The birthplace of global technology giants including Apple, Google and HP is growing again, adding new jobs for the first time since the dot-com bust.
Employment in Silicon Valley grew by 33,000 jobs between the second quarter of 2005 and the second quarter of last year, according to a report released Saturday by Joint Venture: Silicon Valley Network, a nonprofit group that represents businesses in the San Francisco Bay Area.
It was the first increase since 2001, when the Internet-fuelled technology boom collapsed.
"Last year we saw the first evidence the downturn was behind us. This year we see quite clearly that Silicon Valley has done it again - we’ve reinvented ourselves," said Russell Hancock, Joint Venture’s president and chief executive officer.
Investment in Silicon Valley, defined by the group as dozens of cities in a 1,500 square mile area around the bay, is also on the rise. Between the first quarter of 2005 and the third quarter of last year, venture capital investment into renewable energy and clean technology rose 173 percent to nearly $1bn, the group said.
People are also starting to move to the area again. Silicon Valley's population grew by 1.28 percent year-over-year in 2006, outpacing growth in California overall, and the first positive net migration for the area since 2000.

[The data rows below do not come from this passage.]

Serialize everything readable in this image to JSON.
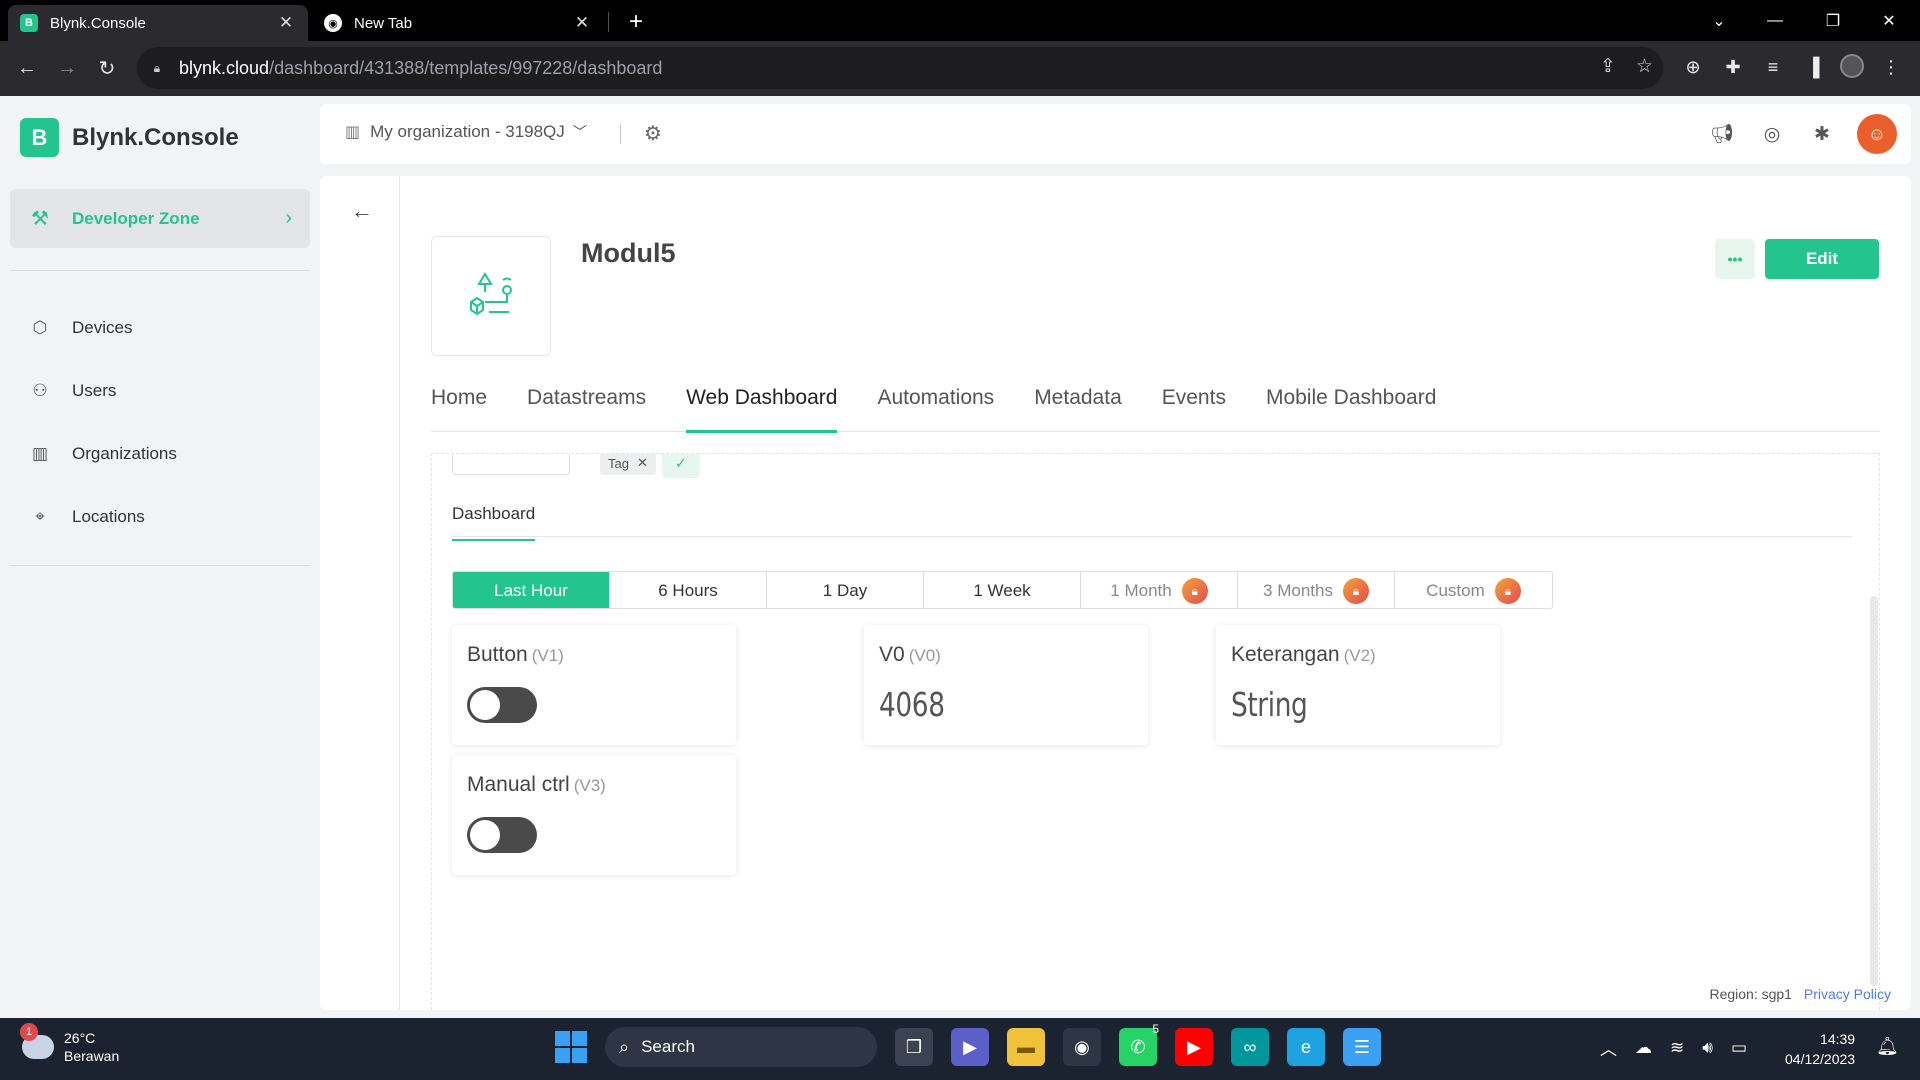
{
  "browser": {
    "tabs": [
      {
        "title": "Blynk.Console",
        "favicon": "B"
      },
      {
        "title": "New Tab"
      }
    ],
    "url_host": "blynk.cloud",
    "url_path": "/dashboard/431388/templates/997228/dashboard"
  },
  "app": {
    "brand_logo": "B",
    "brand_name": "Blynk.Console",
    "developer_zone": "Developer Zone",
    "nav": [
      "Devices",
      "Users",
      "Organizations",
      "Locations"
    ],
    "organization": "My organization - 3198QJ",
    "accent_color": "#23c48e"
  },
  "template": {
    "name": "Modul5",
    "edit_label": "Edit",
    "more_label": "•••",
    "tabs": [
      "Home",
      "Datastreams",
      "Web Dashboard",
      "Automations",
      "Metadata",
      "Events",
      "Mobile Dashboard"
    ],
    "active_tab": "Web Dashboard"
  },
  "dashboard": {
    "tag_label": "Tag",
    "tab_label": "Dashboard",
    "time_ranges": [
      {
        "label": "Last Hour",
        "active": true,
        "locked": false
      },
      {
        "label": "6 Hours",
        "active": false,
        "locked": false
      },
      {
        "label": "1 Day",
        "active": false,
        "locked": false
      },
      {
        "label": "1 Week",
        "active": false,
        "locked": false
      },
      {
        "label": "1 Month",
        "active": false,
        "locked": true
      },
      {
        "label": "3 Months",
        "active": false,
        "locked": true
      },
      {
        "label": "Custom",
        "active": false,
        "locked": true
      }
    ],
    "widgets": [
      {
        "title": "Button",
        "pin": "(V1)",
        "type": "switch",
        "state": "off"
      },
      {
        "title": "V0",
        "pin": "(V0)",
        "type": "value",
        "value": "4068"
      },
      {
        "title": "Keterangan",
        "pin": "(V2)",
        "type": "value",
        "value": "String"
      },
      {
        "title": "Manual ctrl",
        "pin": "(V3)",
        "type": "switch",
        "state": "off"
      }
    ]
  },
  "footer": {
    "region": "Region: sgp1",
    "privacy": "Privacy Policy"
  },
  "taskbar": {
    "weather_temp": "26°C",
    "weather_desc": "Berawan",
    "weather_badge": "1",
    "search_label": "Search",
    "whatsapp_badge": "5",
    "time": "14:39",
    "date": "04/12/2023"
  }
}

But not everything is going well for the area. New home buyers are having a harder time finding affordable middle class houses, juvenile crime is on the rise along with high school dropout rates, and health care issues have cropped up, the group notes.